Every time I eat a banana, I remember. Every time I taste a banana that is exactly the right blend of tart and sweet, I dream. Every time I see the bleached yellow or speckled brown bananas at the local grocery store, I sigh. What is it about bananas that throws me into this reflective mood? The last time I ate a “real” banana was in January 2010. In Papua New Guinea. Bananas in Papua New Guinea are not the same as bananas here. They are brighter yellow, or even red, depending on the variety. They are sweeter, yet not mushy. They are fresh. Bananas in Indiana just aren’t the same.

Every time I eat a banana I remember Papua New Guinea. I remember the beautiful people, the beautiful mountains, and the beautiful weather. I remember the fresh fruit–pineapples, bananas, mangoes, and more. I remember the silence and stillness. I remember sitting with Bena women attempting to make bilims. I remember struggling to speak Pidgin and Bena and Simbari. I remember laughing with Bena women and children. I remember praising the Lord with believers from around the world in a language I could not understand. I remember the need for the Gospel.

Every time I eat a banana I dream. I dream of returning to Papua New Guinea as a teacher at Hoskins or Lapilau.

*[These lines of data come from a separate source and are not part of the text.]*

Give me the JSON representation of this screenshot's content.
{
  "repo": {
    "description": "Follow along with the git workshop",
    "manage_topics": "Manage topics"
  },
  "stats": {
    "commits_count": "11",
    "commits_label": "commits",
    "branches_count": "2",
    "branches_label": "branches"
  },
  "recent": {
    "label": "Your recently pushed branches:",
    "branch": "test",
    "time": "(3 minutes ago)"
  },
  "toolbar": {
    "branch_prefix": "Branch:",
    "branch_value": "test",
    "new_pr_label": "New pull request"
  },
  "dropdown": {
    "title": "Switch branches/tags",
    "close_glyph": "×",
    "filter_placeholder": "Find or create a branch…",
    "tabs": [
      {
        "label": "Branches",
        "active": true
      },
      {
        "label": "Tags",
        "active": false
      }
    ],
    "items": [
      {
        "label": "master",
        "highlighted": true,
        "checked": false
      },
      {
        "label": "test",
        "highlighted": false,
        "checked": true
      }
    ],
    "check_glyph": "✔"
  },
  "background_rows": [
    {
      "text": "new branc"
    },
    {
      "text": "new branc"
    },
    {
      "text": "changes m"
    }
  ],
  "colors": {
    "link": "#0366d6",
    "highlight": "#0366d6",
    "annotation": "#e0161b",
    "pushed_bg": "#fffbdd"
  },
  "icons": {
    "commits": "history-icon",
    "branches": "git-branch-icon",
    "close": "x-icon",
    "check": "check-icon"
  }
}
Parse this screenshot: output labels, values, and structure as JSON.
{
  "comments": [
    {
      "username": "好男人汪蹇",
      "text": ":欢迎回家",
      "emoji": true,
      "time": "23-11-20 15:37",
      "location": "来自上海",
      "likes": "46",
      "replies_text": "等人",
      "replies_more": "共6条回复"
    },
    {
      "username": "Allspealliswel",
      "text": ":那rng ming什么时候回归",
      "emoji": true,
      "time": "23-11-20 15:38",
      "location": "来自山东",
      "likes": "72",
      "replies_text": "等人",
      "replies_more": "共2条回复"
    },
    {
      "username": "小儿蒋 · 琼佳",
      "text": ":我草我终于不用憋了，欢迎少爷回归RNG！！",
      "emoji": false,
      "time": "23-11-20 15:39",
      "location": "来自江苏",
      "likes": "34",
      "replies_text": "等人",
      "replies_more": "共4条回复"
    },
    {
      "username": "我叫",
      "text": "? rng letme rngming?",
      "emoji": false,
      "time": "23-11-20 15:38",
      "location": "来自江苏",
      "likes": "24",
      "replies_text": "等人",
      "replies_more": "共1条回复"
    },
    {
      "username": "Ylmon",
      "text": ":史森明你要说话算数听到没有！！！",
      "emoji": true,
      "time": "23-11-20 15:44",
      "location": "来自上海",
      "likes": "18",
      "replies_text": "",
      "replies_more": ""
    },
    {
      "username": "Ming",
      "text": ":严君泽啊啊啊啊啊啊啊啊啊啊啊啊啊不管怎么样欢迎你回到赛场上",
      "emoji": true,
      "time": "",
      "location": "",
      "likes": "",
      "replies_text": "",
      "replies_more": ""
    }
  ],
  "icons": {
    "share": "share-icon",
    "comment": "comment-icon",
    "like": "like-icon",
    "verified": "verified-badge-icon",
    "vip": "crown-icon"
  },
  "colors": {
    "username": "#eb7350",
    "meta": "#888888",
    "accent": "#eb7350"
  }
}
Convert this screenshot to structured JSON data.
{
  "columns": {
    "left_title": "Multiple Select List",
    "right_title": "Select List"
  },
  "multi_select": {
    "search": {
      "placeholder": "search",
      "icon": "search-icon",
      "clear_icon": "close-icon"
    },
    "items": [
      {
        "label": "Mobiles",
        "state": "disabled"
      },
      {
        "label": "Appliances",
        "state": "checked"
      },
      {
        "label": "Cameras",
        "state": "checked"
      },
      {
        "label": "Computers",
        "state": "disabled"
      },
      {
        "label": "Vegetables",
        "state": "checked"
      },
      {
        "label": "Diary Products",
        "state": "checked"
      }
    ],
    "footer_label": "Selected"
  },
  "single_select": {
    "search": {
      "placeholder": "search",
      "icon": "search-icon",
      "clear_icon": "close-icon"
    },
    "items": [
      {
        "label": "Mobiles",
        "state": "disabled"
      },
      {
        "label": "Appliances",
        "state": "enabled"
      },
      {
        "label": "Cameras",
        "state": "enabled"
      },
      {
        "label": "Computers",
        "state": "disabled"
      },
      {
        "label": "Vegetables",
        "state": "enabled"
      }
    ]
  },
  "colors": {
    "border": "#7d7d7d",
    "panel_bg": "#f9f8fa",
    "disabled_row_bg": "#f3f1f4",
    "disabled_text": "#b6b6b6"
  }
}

I dream of making a difference. I dream of enabling missionaries to continue their work on the field: translating the Gospel, learning the language and culture of unreached people groups, and raising up new believers in the Lord. I dream of influencing students to excellence in communication and life. I dream of worshiping the Lord in a circle of believers from various language groups and experiencing the fellowship of the family of God across culture barriers.

Every time I eat a banana I sigh. I sigh because the journey is always harder than the destination. I sigh because I am impatient, finding it hard to wait on the Lord’s perfect timing. I sigh because the harvest is ripe and the harvesters seem few. I sigh because every minute people are dying who do not have the opportunity to hear the Gospel in their own language.

Bananas may be a little thing, but even a banana can stir up reflection in the heart of one on the journey of faith in a lost and broken world. May I always be sensitive to the call of the Spirit, always be patient in the journey, and always accept the training of the Lord, that I might one day be a willing and useful servant in the work of the Master…perhaps even in the “land of bananas.”



Leave a Reply

Fill in your details below or click an icon to log in: Logo

You are commenting using your account. Log Out /  Change )

Twitter picture

You are commenting using your Twitter account. Log Out /  Change )

Facebook photo

You are commenting using your Facebook account. Log Out /  Change )

Connecting to %s

This site uses Akismet to reduce spam. Learn how your comment data is processed.